*Exercise requirements*:
Your answer is the line containing "Transcribe this image's" plus every line after it through the end of the records, printed exactly and free of pictures.

━━ Records provided

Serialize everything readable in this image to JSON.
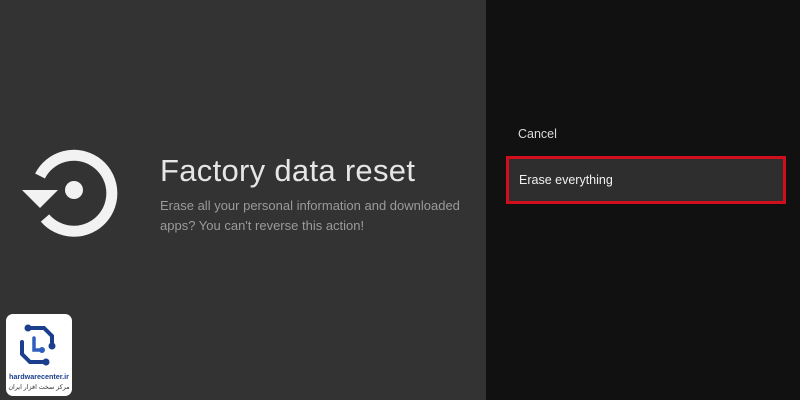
{
  "dialog": {
    "title": "Factory data reset",
    "description": "Erase all your personal information and downloaded apps? You can't reverse this action!",
    "icon": "reset-icon"
  },
  "options": {
    "cancel_label": "Cancel",
    "erase_label": "Erase everything",
    "highlight_color": "#d10f1c"
  },
  "watermark": {
    "name": "hardwarecenter.ir",
    "tagline": "مرکز سخت افزار ایران",
    "brand_color": "#1b3f8c"
  }
}
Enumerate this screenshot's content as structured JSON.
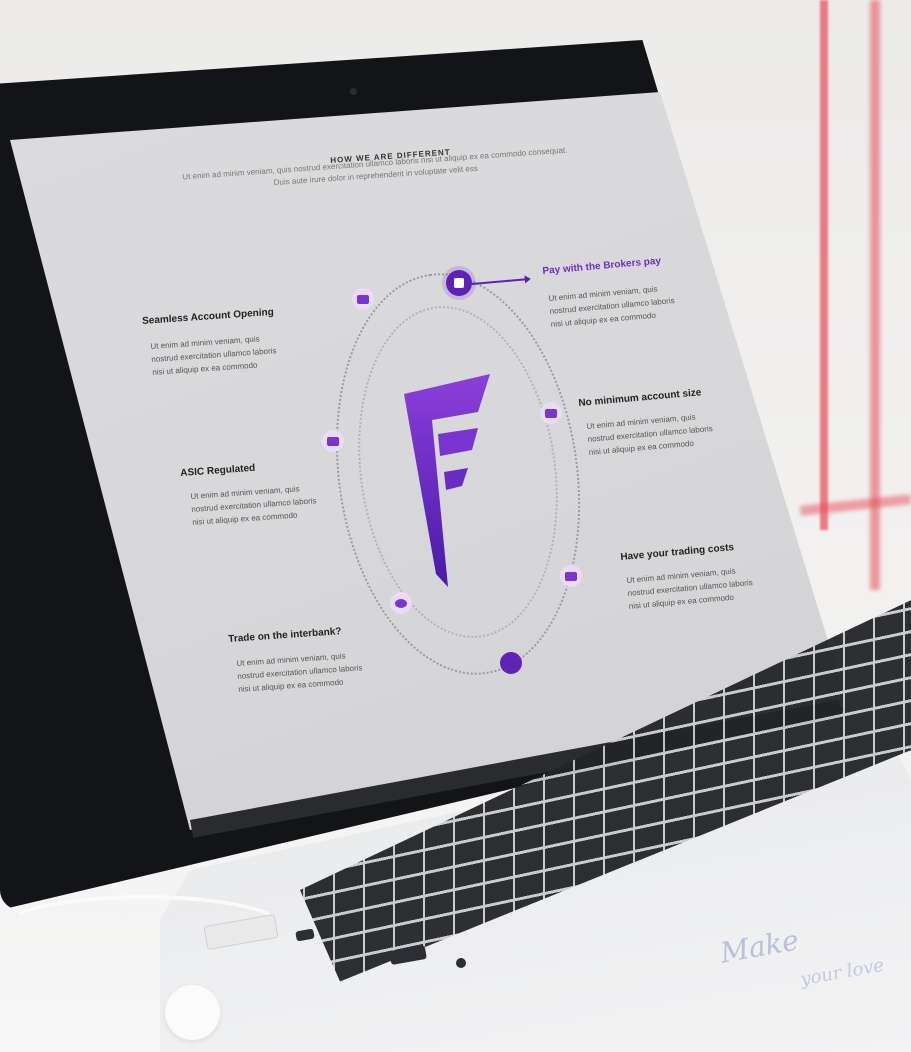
{
  "section": {
    "heading": "HOW WE ARE DIFFERENT",
    "subtitle": "Ut enim ad minim veniam, quis nostrud exercitation ullamco laboris nisi ut aliquip ex ea commodo consequat. Duis aute irure dolor in reprehenderit in voluptate velit ess"
  },
  "features_left": [
    {
      "title": "Seamless Account Opening",
      "desc": "Ut enim ad minim veniam, quis nostrud exercitation ullamco laboris nisi ut aliquip ex ea commodo"
    },
    {
      "title": "ASIC Regulated",
      "desc": "Ut enim ad minim veniam, quis nostrud exercitation ullamco laboris nisi ut aliquip ex ea commodo"
    },
    {
      "title": "Trade on the interbank?",
      "desc": "Ut enim ad minim veniam, quis nostrud exercitation ullamco laboris nisi ut aliquip ex ea commodo"
    }
  ],
  "features_right": [
    {
      "title": "Pay with the Brokers pay",
      "desc": "Ut enim ad minim veniam, quis nostrud exercitation ullamco laboris nisi ut aliquip ex ea commodo"
    },
    {
      "title": "No minimum account size",
      "desc": "Ut enim ad minim veniam, quis nostrud exercitation ullamco laboris nisi ut aliquip ex ea commodo"
    },
    {
      "title": "Have your trading costs",
      "desc": "Ut enim ad minim veniam, quis nostrud exercitation ullamco laboris nisi ut aliquip ex ea commodo"
    }
  ],
  "colors": {
    "accent": "#5e21b5",
    "accent_light": "#e9dcf6",
    "logo_top": "#8b3fd9",
    "logo_bottom": "#4a1aa8"
  },
  "icons": [
    "id-card-icon",
    "user-card-icon",
    "money-icon",
    "calculator-icon",
    "chart-icon",
    "cycle-icon"
  ],
  "sticker": {
    "line1": "Make",
    "line2": "your love"
  }
}
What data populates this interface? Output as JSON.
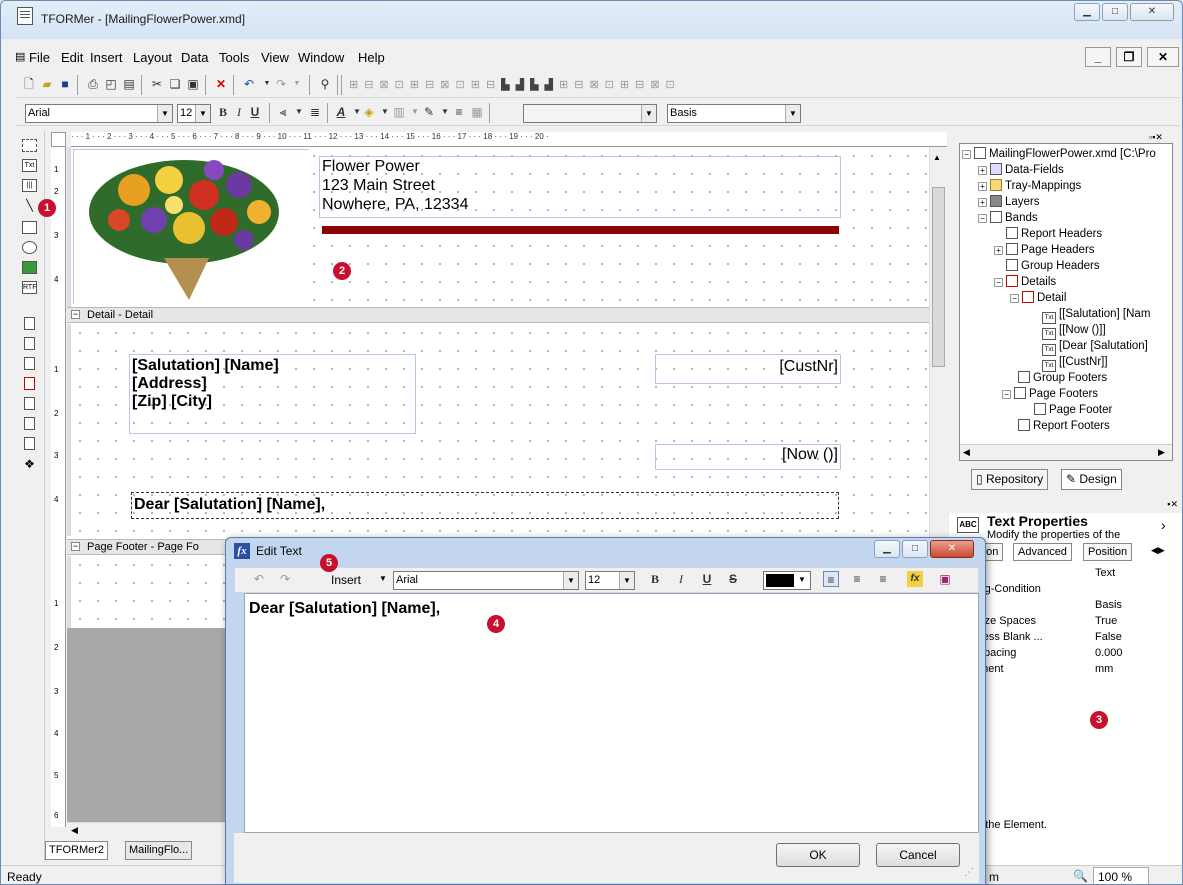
{
  "app": {
    "title": "TFORMer - [MailingFlowerPower.xmd]"
  },
  "menu": {
    "file": "File",
    "edit": "Edit",
    "insert": "Insert",
    "layout": "Layout",
    "data": "Data",
    "tools": "Tools",
    "view": "View",
    "window": "Window",
    "help": "Help"
  },
  "format": {
    "font": "Arial",
    "size": "12",
    "style": "Basis"
  },
  "header_text": {
    "line1": "Flower Power",
    "line2": "123 Main Street",
    "line3": "Nowhere, PA, 12334"
  },
  "bands": {
    "detail": "Detail - Detail",
    "footer": "Page Footer - Page Fo"
  },
  "fields": {
    "address1": "[Salutation] [Name]",
    "address2": "[Address]",
    "address3": "[Zip] [City]",
    "custnr": "[CustNr]",
    "now": "[Now ()]",
    "dear": "Dear [Salutation] [Name],"
  },
  "ruler": {
    "h": "· · · 1 · · · 2 · · · 3 · · · 4 · · · 5 · · · 6 · · · 7 · · · 8 · · · 9 · · · 10 · · · 11 · · · 12 · · · 13 · · · 14 · · · 15 · · · 16 · · · 17 · · · 18 · · · 19 · · · 20 ·"
  },
  "tree": {
    "root": "MailingFlowerPower.xmd [C:\\Pro",
    "datafields": "Data-Fields",
    "traymappings": "Tray-Mappings",
    "layers": "Layers",
    "bands": "Bands",
    "reportheaders": "Report Headers",
    "pageheaders": "Page Headers",
    "groupheaders": "Group Headers",
    "details": "Details",
    "detail": "Detail",
    "f1": "[[Salutation] [Nam",
    "f2": "[[Now ()]]",
    "f3": "[Dear [Salutation]",
    "f4": "[[CustNr]]",
    "groupfooters": "Group Footers",
    "pagefooters": "Page Footers",
    "pagefooter": "Page Footer",
    "reportfooters": "Report Footers"
  },
  "rtabs": {
    "repository": "Repository",
    "design": "Design"
  },
  "props": {
    "title": "Text Properties",
    "subtitle": "Modify the properties of the",
    "tab_common": "mon",
    "tab_advanced": "Advanced",
    "tab_position": "Position",
    "rows": [
      {
        "name": "ne",
        "value": "Text"
      },
      {
        "name": "ting-Condition",
        "value": ""
      },
      {
        "name": "er",
        "value": "Basis"
      },
      {
        "name": "mize Spaces",
        "value": "True"
      },
      {
        "name": "press Blank ...",
        "value": "False"
      },
      {
        "name": "-Spacing",
        "value": "0.000 mm"
      },
      {
        "name": "nment",
        "value": ""
      }
    ],
    "desc_title": "e:",
    "desc": "of the Element."
  },
  "dialog": {
    "title": "Edit Text",
    "insert": "Insert",
    "font": "Arial",
    "size": "12",
    "content": "Dear [Salutation] [Name],",
    "ok": "OK",
    "cancel": "Cancel"
  },
  "doctabs": {
    "t1": "TFORMer2",
    "t2": "MailingFlo..."
  },
  "status": {
    "left": "Ready",
    "zoom": "100 %",
    "m": "m"
  },
  "badges": {
    "b1": "1",
    "b2": "2",
    "b3": "3",
    "b4": "4",
    "b5": "5"
  }
}
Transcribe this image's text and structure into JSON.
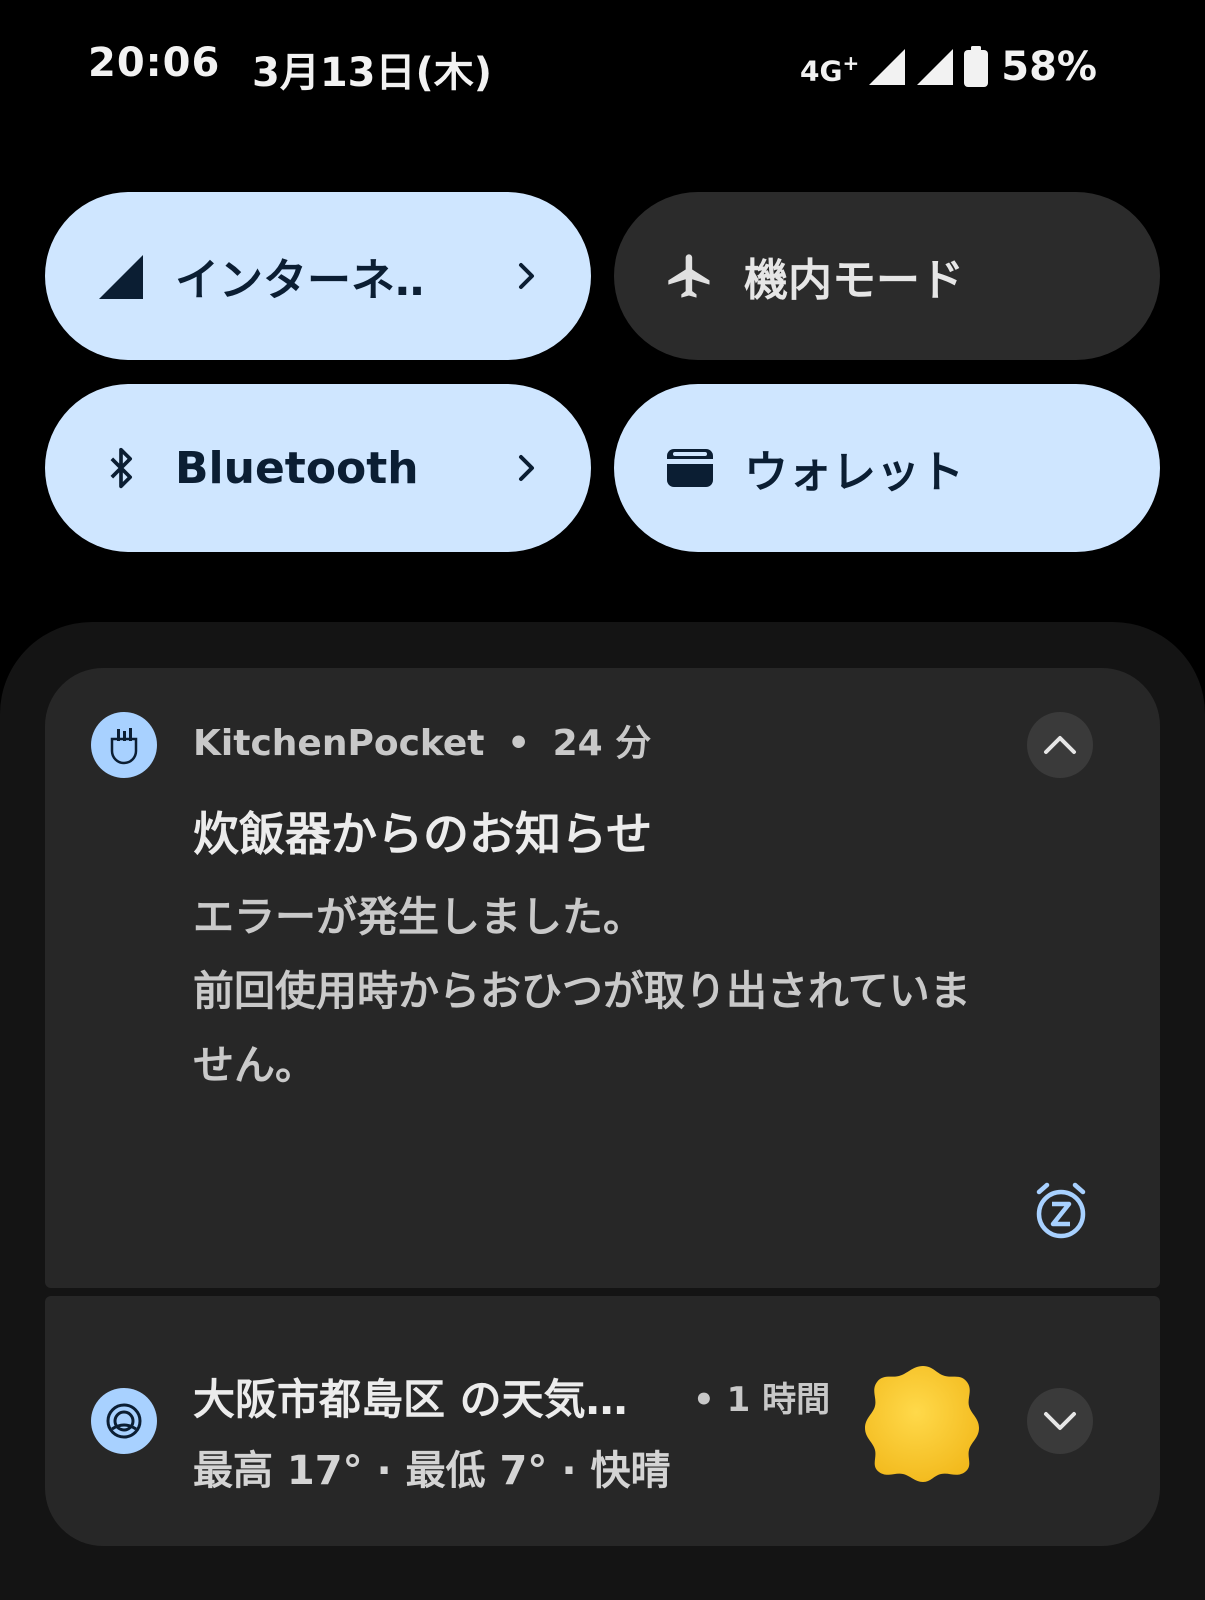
{
  "status_bar": {
    "time": "20:06",
    "date": "3月13日(木)",
    "network": "4G",
    "network_plus": "+",
    "battery": "58%"
  },
  "quick_tiles": [
    {
      "label": "インターネ‥",
      "icon": "signal-icon",
      "state": "on",
      "has_chevron": true
    },
    {
      "label": "機内モード",
      "icon": "airplane-icon",
      "state": "off",
      "has_chevron": false
    },
    {
      "label": "Bluetooth",
      "icon": "bluetooth-icon",
      "state": "on",
      "has_chevron": true
    },
    {
      "label": "ウォレット",
      "icon": "wallet-icon",
      "state": "on",
      "has_chevron": false
    }
  ],
  "notifications": [
    {
      "app": "KitchenPocket",
      "time": "24 分",
      "separator": "•",
      "title": "炊飯器からのお知らせ",
      "body_line1": "エラーが発生しました。",
      "body_line2": "前回使用時からおひつが取り出されていま",
      "body_line3": "せん。",
      "expanded": true
    },
    {
      "title": "大阪市都島区 の天気…",
      "time": "1 時間",
      "separator": "•",
      "summary": "最高 17° · 最低 7° · 快晴",
      "expanded": false
    }
  ],
  "colors": {
    "tile_on": "#cfe6ff",
    "tile_off": "#2b2b2b",
    "accent_icon": "#a8d1ff",
    "sun": "#f7c52a"
  }
}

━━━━

*The completed task*:
Transcribe this image's text and structure into JSON.
{
  "status_bar": {
    "time": "20:06",
    "date": "3月13日(木)",
    "network": "4G",
    "network_plus": "+",
    "battery": "58%"
  },
  "quick_tiles": [
    {
      "label": "インターネ‥",
      "icon": "signal-icon",
      "state": "on",
      "has_chevron": true
    },
    {
      "label": "機内モード",
      "icon": "airplane-icon",
      "state": "off",
      "has_chevron": false
    },
    {
      "label": "Bluetooth",
      "icon": "bluetooth-icon",
      "state": "on",
      "has_chevron": true
    },
    {
      "label": "ウォレット",
      "icon": "wallet-icon",
      "state": "on",
      "has_chevron": false
    }
  ],
  "notifications": [
    {
      "app": "KitchenPocket",
      "time": "24 分",
      "separator": "•",
      "title": "炊飯器からのお知らせ",
      "body_line1": "エラーが発生しました。",
      "body_line2": "前回使用時からおひつが取り出されていま",
      "body_line3": "せん。",
      "expanded": true
    },
    {
      "title": "大阪市都島区 の天気…",
      "time": "1 時間",
      "separator": "•",
      "summary": "最高 17° · 最低 7° · 快晴",
      "expanded": false
    }
  ],
  "colors": {
    "tile_on": "#cfe6ff",
    "tile_off": "#2b2b2b",
    "accent_icon": "#a8d1ff",
    "sun": "#f7c52a"
  }
}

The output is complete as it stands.